Records from a data collection:
################

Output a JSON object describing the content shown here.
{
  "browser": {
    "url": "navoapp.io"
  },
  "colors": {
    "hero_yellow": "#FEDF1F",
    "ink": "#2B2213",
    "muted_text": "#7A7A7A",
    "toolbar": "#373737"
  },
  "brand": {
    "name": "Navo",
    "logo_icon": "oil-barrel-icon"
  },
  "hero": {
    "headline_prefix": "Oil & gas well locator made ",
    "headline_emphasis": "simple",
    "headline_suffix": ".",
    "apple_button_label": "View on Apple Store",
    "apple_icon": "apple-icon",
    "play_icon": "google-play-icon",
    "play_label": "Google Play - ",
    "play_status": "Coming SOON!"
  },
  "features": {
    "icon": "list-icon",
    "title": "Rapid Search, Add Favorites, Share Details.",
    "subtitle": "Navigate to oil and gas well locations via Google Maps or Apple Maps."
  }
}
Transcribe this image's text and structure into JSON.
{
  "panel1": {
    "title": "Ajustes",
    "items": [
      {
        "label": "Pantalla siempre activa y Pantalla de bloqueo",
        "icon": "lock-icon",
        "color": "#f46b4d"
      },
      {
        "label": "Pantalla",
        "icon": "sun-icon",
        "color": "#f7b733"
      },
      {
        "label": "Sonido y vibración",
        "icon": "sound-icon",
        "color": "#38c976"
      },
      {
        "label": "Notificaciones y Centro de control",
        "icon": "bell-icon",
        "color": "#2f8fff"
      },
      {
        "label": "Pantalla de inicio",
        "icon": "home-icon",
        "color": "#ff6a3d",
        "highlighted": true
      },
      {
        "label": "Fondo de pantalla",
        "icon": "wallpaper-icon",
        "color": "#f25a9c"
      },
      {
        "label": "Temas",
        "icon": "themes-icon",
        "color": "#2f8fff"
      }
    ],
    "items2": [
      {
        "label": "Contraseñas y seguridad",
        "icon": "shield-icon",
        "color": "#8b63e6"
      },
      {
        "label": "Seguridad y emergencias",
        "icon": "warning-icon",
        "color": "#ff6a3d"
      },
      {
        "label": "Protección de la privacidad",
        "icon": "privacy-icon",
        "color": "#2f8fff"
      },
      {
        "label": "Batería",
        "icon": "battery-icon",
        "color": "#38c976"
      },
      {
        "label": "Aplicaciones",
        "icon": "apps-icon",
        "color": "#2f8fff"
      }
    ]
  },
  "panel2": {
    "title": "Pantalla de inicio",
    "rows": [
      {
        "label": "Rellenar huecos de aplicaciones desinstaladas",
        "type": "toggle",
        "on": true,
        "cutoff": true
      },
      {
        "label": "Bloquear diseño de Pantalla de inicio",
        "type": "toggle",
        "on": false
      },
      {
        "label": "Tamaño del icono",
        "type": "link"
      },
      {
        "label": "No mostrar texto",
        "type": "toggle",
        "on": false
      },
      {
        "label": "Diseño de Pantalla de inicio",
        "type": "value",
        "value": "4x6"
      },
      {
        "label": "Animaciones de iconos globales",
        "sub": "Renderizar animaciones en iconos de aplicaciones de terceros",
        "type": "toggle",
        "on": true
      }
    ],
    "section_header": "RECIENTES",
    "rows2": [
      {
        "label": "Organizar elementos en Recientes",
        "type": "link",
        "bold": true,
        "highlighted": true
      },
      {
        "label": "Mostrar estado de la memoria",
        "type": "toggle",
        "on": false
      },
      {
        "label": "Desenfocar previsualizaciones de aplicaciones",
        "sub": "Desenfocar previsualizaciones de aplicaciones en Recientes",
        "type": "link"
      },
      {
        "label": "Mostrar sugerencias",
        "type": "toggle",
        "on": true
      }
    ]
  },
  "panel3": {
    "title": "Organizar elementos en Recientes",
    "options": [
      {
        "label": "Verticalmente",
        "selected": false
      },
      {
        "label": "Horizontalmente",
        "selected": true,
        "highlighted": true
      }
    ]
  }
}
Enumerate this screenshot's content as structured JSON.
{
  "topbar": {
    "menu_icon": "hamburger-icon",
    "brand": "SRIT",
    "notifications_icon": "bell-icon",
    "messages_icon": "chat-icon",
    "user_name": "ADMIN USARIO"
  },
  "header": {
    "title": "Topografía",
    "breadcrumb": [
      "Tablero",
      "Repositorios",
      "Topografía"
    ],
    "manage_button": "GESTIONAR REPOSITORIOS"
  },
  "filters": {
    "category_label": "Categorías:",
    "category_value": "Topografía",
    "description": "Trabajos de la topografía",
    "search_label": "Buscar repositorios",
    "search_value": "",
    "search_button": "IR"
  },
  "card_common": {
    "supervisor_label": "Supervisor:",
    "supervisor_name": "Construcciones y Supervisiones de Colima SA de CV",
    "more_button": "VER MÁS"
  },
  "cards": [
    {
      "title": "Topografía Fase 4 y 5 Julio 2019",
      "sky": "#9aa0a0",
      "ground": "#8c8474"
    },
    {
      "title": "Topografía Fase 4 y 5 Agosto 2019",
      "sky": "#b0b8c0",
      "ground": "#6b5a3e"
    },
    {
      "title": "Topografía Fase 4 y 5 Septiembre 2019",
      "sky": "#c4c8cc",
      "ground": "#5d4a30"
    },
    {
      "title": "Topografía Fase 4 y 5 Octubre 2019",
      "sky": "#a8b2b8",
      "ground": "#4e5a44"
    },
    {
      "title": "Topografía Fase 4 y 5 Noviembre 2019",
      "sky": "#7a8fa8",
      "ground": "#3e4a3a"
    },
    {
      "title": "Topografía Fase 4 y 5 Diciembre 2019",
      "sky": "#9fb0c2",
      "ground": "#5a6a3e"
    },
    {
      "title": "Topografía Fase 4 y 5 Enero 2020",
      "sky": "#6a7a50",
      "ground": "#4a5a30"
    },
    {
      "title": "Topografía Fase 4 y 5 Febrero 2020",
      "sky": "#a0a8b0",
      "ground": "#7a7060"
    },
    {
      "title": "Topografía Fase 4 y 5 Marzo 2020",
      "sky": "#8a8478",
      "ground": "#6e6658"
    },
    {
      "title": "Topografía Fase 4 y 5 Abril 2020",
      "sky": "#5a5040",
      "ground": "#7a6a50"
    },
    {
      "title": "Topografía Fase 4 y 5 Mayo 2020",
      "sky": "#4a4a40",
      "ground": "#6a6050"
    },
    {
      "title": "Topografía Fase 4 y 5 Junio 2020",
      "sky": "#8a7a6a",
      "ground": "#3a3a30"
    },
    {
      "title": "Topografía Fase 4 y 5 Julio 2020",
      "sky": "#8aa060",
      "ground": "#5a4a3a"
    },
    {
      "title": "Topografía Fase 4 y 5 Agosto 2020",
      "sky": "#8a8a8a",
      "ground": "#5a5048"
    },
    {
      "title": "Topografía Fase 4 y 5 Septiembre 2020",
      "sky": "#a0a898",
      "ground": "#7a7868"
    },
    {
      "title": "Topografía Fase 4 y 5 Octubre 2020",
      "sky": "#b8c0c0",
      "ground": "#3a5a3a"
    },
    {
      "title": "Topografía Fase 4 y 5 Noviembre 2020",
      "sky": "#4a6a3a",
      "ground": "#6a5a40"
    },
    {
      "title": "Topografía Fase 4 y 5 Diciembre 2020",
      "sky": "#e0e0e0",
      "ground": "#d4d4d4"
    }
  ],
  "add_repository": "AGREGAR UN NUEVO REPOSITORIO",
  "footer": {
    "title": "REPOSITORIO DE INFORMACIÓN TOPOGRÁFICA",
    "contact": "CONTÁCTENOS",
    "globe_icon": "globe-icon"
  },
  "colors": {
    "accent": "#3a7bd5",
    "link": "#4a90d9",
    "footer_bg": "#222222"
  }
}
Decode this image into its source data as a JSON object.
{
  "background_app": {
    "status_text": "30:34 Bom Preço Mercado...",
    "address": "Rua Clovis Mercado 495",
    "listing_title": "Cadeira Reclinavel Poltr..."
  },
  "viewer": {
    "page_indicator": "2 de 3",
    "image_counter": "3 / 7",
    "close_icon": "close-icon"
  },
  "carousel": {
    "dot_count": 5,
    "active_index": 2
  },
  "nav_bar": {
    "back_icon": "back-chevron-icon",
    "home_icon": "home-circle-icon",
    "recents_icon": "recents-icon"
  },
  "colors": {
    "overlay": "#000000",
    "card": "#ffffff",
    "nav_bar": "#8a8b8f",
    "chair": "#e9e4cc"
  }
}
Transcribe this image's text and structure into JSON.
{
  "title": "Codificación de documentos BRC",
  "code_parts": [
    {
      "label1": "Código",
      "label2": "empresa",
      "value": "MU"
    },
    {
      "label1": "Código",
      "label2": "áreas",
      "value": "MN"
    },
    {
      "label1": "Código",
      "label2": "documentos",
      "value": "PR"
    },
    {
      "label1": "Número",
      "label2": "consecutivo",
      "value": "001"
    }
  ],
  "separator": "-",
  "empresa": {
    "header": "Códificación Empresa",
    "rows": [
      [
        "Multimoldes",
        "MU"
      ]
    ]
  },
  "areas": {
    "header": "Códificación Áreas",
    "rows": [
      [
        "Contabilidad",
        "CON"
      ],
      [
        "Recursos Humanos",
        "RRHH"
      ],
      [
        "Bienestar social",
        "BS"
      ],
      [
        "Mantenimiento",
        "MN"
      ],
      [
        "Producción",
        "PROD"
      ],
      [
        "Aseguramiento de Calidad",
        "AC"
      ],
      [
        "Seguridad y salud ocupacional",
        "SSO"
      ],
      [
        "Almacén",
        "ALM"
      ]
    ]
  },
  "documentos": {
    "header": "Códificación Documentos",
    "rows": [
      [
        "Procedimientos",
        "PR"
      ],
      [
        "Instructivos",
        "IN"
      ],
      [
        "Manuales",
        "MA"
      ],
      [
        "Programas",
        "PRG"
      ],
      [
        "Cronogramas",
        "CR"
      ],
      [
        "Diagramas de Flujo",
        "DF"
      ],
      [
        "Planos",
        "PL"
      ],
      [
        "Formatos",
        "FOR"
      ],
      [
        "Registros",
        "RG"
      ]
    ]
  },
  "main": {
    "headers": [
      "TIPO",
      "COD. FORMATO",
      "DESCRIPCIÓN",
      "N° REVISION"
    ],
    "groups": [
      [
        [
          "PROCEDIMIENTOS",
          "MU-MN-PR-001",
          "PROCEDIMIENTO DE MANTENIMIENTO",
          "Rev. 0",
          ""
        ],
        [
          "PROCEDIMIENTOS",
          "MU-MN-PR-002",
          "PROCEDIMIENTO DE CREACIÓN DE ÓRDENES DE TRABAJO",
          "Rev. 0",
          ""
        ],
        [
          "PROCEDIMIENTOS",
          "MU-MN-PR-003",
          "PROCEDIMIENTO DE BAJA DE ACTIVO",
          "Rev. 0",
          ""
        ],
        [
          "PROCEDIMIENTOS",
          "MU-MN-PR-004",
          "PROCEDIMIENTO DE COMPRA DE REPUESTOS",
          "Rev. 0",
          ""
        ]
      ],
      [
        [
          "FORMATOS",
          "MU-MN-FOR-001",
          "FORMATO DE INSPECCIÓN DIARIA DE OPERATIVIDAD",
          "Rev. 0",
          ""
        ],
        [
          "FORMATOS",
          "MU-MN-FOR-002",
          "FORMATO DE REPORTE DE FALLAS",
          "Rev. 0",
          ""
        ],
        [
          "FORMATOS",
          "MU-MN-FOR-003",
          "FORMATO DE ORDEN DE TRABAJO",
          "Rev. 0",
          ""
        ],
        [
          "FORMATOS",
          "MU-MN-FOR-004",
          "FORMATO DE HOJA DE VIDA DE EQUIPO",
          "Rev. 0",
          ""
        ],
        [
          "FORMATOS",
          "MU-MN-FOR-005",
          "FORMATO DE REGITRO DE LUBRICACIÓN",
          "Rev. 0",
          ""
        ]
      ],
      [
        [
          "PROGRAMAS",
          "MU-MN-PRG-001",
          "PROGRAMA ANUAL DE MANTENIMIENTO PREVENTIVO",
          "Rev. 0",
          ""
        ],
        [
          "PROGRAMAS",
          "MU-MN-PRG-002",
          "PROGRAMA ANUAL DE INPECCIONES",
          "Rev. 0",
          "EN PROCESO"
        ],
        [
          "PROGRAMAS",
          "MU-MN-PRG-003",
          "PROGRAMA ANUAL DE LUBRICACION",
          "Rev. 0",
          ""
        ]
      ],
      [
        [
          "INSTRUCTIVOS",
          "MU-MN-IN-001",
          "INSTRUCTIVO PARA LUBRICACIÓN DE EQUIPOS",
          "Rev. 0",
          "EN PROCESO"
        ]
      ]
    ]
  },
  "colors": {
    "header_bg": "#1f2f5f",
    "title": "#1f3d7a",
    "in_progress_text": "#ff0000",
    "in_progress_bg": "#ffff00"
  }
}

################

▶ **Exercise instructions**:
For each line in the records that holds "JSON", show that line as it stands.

▶ **Your response**:
Output a JSON object describing the content shown here.
Transcribe this image's text and structure into JSON.
Enumerate this screenshot's content as structured JSON.
Decode this image into its source data as a JSON object.
Transcribe this image's text and structure into JSON.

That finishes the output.